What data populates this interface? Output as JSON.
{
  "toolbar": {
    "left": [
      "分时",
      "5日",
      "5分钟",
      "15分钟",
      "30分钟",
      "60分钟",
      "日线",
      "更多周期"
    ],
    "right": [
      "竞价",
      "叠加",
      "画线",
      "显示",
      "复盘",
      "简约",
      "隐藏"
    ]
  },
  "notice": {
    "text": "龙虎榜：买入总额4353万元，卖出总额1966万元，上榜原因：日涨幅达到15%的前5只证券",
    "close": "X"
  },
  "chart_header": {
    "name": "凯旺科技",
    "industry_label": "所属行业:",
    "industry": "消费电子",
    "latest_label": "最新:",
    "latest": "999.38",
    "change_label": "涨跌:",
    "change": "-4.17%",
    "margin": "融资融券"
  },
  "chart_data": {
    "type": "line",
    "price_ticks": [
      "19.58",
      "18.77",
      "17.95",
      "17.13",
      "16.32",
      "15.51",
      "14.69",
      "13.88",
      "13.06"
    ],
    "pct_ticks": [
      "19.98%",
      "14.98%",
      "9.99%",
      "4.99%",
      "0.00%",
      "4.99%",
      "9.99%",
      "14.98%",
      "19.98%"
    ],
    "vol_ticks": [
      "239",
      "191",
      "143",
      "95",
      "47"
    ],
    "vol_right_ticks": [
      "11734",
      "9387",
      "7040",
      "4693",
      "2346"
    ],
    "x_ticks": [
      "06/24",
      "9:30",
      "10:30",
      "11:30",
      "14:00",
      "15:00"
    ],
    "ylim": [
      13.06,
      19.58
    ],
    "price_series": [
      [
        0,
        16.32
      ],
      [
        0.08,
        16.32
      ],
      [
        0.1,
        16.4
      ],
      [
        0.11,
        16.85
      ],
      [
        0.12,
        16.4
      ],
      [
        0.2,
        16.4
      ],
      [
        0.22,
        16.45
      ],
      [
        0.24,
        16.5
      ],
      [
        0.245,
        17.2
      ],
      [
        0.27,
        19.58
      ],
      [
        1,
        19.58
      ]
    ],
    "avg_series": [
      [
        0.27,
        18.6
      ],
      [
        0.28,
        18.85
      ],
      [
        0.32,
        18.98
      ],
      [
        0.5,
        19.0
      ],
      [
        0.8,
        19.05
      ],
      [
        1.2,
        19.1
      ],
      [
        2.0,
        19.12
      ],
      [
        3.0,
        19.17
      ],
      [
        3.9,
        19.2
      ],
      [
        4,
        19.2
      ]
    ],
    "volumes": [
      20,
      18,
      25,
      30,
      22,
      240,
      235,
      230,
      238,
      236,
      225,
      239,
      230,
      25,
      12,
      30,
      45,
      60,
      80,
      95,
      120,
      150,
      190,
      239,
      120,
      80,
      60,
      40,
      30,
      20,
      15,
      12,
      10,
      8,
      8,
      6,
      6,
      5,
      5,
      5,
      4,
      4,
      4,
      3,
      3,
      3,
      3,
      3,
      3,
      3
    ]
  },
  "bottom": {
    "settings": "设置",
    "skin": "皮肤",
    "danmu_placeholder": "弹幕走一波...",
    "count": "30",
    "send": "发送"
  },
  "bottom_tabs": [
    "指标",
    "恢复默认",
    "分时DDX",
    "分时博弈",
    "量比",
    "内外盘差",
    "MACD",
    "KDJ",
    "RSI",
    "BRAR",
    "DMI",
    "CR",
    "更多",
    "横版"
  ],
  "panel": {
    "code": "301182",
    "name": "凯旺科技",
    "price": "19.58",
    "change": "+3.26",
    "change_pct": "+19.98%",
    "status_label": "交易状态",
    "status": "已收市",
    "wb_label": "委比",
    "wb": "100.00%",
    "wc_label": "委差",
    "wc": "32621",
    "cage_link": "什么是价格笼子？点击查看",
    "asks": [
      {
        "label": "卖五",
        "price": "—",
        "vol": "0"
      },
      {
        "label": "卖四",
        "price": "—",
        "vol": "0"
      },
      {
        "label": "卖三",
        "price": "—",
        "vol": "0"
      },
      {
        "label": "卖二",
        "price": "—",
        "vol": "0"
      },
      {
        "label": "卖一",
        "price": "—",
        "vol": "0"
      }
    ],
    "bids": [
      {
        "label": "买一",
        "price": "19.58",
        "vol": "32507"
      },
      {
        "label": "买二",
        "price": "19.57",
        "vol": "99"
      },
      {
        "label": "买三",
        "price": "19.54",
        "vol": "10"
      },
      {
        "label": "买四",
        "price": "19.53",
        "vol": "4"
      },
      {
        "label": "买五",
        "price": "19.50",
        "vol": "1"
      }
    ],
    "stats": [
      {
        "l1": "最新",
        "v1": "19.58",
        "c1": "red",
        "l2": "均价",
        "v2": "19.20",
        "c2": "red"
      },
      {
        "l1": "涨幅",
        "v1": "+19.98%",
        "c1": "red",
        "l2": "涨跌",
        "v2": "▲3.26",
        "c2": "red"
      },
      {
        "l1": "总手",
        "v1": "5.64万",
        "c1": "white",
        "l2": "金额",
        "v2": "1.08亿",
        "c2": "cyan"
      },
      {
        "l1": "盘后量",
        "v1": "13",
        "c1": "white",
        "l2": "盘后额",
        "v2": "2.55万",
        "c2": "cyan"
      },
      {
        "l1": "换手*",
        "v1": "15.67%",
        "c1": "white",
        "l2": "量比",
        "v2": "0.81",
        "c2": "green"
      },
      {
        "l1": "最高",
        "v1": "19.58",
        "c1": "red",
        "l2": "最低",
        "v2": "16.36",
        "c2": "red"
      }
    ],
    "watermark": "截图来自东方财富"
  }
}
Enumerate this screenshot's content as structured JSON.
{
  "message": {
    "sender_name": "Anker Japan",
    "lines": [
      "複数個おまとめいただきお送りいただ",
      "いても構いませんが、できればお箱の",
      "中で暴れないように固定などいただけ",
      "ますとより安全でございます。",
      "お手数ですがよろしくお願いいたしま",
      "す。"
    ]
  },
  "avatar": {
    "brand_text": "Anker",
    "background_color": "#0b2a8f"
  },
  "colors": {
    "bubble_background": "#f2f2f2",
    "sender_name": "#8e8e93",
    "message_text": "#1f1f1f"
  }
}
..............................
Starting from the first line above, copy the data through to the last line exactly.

What data populates this interface? Output as JSON.
{
  "toolbar": {
    "left": [
      "分时",
      "5日",
      "5分钟",
      "15分钟",
      "30分钟",
      "60分钟",
      "日线",
      "更多周期"
    ],
    "right": [
      "竞价",
      "叠加",
      "画线",
      "显示",
      "复盘",
      "简约",
      "隐藏"
    ]
  },
  "notice": {
    "text": "龙虎榜：买入总额4353万元，卖出总额1966万元，上榜原因：日涨幅达到15%的前5只证券",
    "close": "X"
  },
  "chart_header": {
    "name": "凯旺科技",
    "industry_label": "所属行业:",
    "industry": "消费电子",
    "latest_label": "最新:",
    "latest": "999.38",
    "change_label": "涨跌:",
    "change": "-4.17%",
    "margin": "融资融券"
  },
  "chart_data": {
    "type": "line",
    "price_ticks": [
      "19.58",
      "18.77",
      "17.95",
      "17.13",
      "16.32",
      "15.51",
      "14.69",
      "13.88",
      "13.06"
    ],
    "pct_ticks": [
      "19.98%",
      "14.98%",
      "9.99%",
      "4.99%",
      "0.00%",
      "4.99%",
      "9.99%",
      "14.98%",
      "19.98%"
    ],
    "vol_ticks": [
      "239",
      "191",
      "143",
      "95",
      "47"
    ],
    "vol_right_ticks": [
      "11734",
      "9387",
      "7040",
      "4693",
      "2346"
    ],
    "x_ticks": [
      "06/24",
      "9:30",
      "10:30",
      "11:30",
      "14:00",
      "15:00"
    ],
    "ylim": [
      13.06,
      19.58
    ],
    "price_series": [
      [
        0,
        16.32
      ],
      [
        0.08,
        16.32
      ],
      [
        0.1,
        16.4
      ],
      [
        0.11,
        16.85
      ],
      [
        0.12,
        16.4
      ],
      [
        0.2,
        16.4
      ],
      [
        0.22,
        16.45
      ],
      [
        0.24,
        16.5
      ],
      [
        0.245,
        17.2
      ],
      [
        0.27,
        19.58
      ],
      [
        1,
        19.58
      ]
    ],
    "avg_series": [
      [
        0.27,
        18.6
      ],
      [
        0.28,
        18.85
      ],
      [
        0.32,
        18.98
      ],
      [
        0.5,
        19.0
      ],
      [
        0.8,
        19.05
      ],
      [
        1.2,
        19.1
      ],
      [
        2.0,
        19.12
      ],
      [
        3.0,
        19.17
      ],
      [
        3.9,
        19.2
      ],
      [
        4,
        19.2
      ]
    ],
    "volumes": [
      20,
      18,
      25,
      30,
      22,
      240,
      235,
      230,
      238,
      236,
      225,
      239,
      230,
      25,
      12,
      30,
      45,
      60,
      80,
      95,
      120,
      150,
      190,
      239,
      120,
      80,
      60,
      40,
      30,
      20,
      15,
      12,
      10,
      8,
      8,
      6,
      6,
      5,
      5,
      5,
      4,
      4,
      4,
      3,
      3,
      3,
      3,
      3,
      3,
      3
    ]
  },
  "bottom": {
    "settings": "设置",
    "skin": "皮肤",
    "danmu_placeholder": "弹幕走一波...",
    "count": "30",
    "send": "发送"
  },
  "bottom_tabs": [
    "指标",
    "恢复默认",
    "分时DDX",
    "分时博弈",
    "量比",
    "内外盘差",
    "MACD",
    "KDJ",
    "RSI",
    "BRAR",
    "DMI",
    "CR",
    "更多",
    "横版"
  ],
  "panel": {
    "code": "301182",
    "name": "凯旺科技",
    "price": "19.58",
    "change": "+3.26",
    "change_pct": "+19.98%",
    "status_label": "交易状态",
    "status": "已收市",
    "wb_label": "委比",
    "wb": "100.00%",
    "wc_label": "委差",
    "wc": "32621",
    "cage_link": "什么是价格笼子？点击查看",
    "asks": [
      {
        "label": "卖五",
        "price": "—",
        "vol": "0"
      },
      {
        "label": "卖四",
        "price": "—",
        "vol": "0"
      },
      {
        "label": "卖三",
        "price": "—",
        "vol": "0"
      },
      {
        "label": "卖二",
        "price": "—",
        "vol": "0"
      },
      {
        "label": "卖一",
        "price": "—",
        "vol": "0"
      }
    ],
    "bids": [
      {
        "label": "买一",
        "price": "19.58",
        "vol": "32507"
      },
      {
        "label": "买二",
        "price": "19.57",
        "vol": "99"
      },
      {
        "label": "买三",
        "price": "19.54",
        "vol": "10"
      },
      {
        "label": "买四",
        "price": "19.53",
        "vol": "4"
      },
      {
        "label": "买五",
        "price": "19.50",
        "vol": "1"
      }
    ],
    "stats": [
      {
        "l1": "最新",
        "v1": "19.58",
        "c1": "red",
        "l2": "均价",
        "v2": "19.20",
        "c2": "red"
      },
      {
        "l1": "涨幅",
        "v1": "+19.98%",
        "c1": "red",
        "l2": "涨跌",
        "v2": "▲3.26",
        "c2": "red"
      },
      {
        "l1": "总手",
        "v1": "5.64万",
        "c1": "white",
        "l2": "金额",
        "v2": "1.08亿",
        "c2": "cyan"
      },
      {
        "l1": "盘后量",
        "v1": "13",
        "c1": "white",
        "l2": "盘后额",
        "v2": "2.55万",
        "c2": "cyan"
      },
      {
        "l1": "换手*",
        "v1": "15.67%",
        "c1": "white",
        "l2": "量比",
        "v2": "0.81",
        "c2": "green"
      },
      {
        "l1": "最高",
        "v1": "19.58",
        "c1": "red",
        "l2": "最低",
        "v2": "16.36",
        "c2": "red"
      }
    ],
    "watermark": "截图来自东方财富"
  }
}
Enumerate this screenshot's content as structured JSON.
{
  "message": {
    "sender_name": "Anker Japan",
    "lines": [
      "複数個おまとめいただきお送りいただ",
      "いても構いませんが、できればお箱の",
      "中で暴れないように固定などいただけ",
      "ますとより安全でございます。",
      "お手数ですがよろしくお願いいたしま",
      "す。"
    ]
  },
  "avatar": {
    "brand_text": "Anker",
    "background_color": "#0b2a8f"
  },
  "colors": {
    "bubble_background": "#f2f2f2",
    "sender_name": "#8e8e93",
    "message_text": "#1f1f1f"
  }
}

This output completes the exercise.